Volkswagen AG (VLKAY) is under pressure from U.S. authorities to buy back some of the diesel vehicles that don’t meet U.S. emissions standards.
California Air Resources Board head Mary Nichols told the German newspaper Handelsblatt in an interview that “I think it’s quite likely they will end up buying back at least some part of the fleet from its current owners.”
Resale values for the affected cars have fallen sharply, leaving both drivers and dealers sitting on some big, if still unrealized, losses. VW has tried to mitigate some of the damage by offering $1,000 in compensation to 120,000 drivers across the U.S.. However, that is likely to be only a first step.
CARB and the Environmental Protection Agency are due to meet with representatives of VW later today to hear its plan for fixing some 482,000 diesel vehicles in the U.S. that use illicit software to understate the true level of their emissions. The cars’ actual emissions level is many times over the legal limit.
VW has indicated that it will retrofit some models’ exhaust systems with new hardware to bring down the level of nitrous oxides emissions to within the legal limit. However, it has argued that some younger cars may only need their software fixing.
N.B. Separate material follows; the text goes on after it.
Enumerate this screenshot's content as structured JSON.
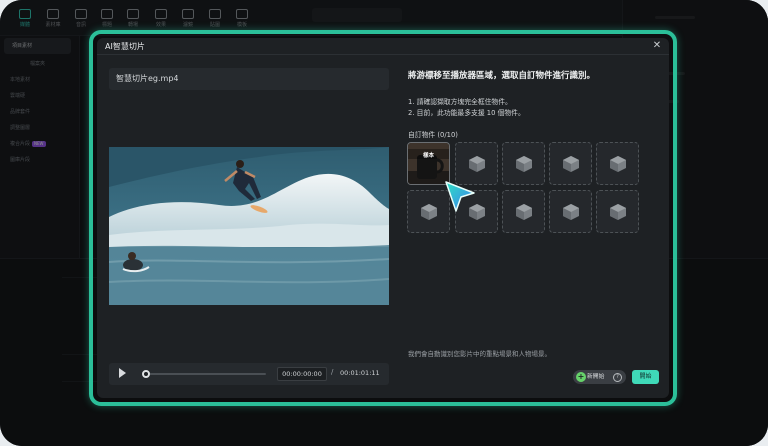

The financial damage to the German carmaker still isn’t clear, as it has so far only set aside money (around $7.5 billion) to deal with the actual cost of fixing up to 11 million affected cars worldwide, rather than costs arising from litigation. Its legal risks include suits from investors, who have seen the value of their shares collapse, as well as from drivers who have been the victims of false marketing claims about fuel efficiency and emissions. In addition to its problems with old diesel vehicles, VW has also admitted making false claims about the fuel efficiency another 800,000 newer vehicles, including some of gasoline-powered ones. It estimates that will cost another $2.2 billion to fix.
Reuters reported Thursday that the Department of Justice is also investigating the role of component supplier Robert Bosch & Co., which designed and sold the software used to manipulate vehicles’ emissions data. Bosch, which sells engine control modules and related software to most of the European auto sector, is on record as saying that “how these components are calibrated and integrated into complete vehicle systems is the responsibility of each automaker.” Reuters said Bosch had lobbied Congress to promote advanced diesel technology since 2005.
VW had configured the software so that the car automatically switched into a cleaner mode of operation when being tested in laboratory conditions. On the road, however, it switched back to a higher-emission, higher-performance mode.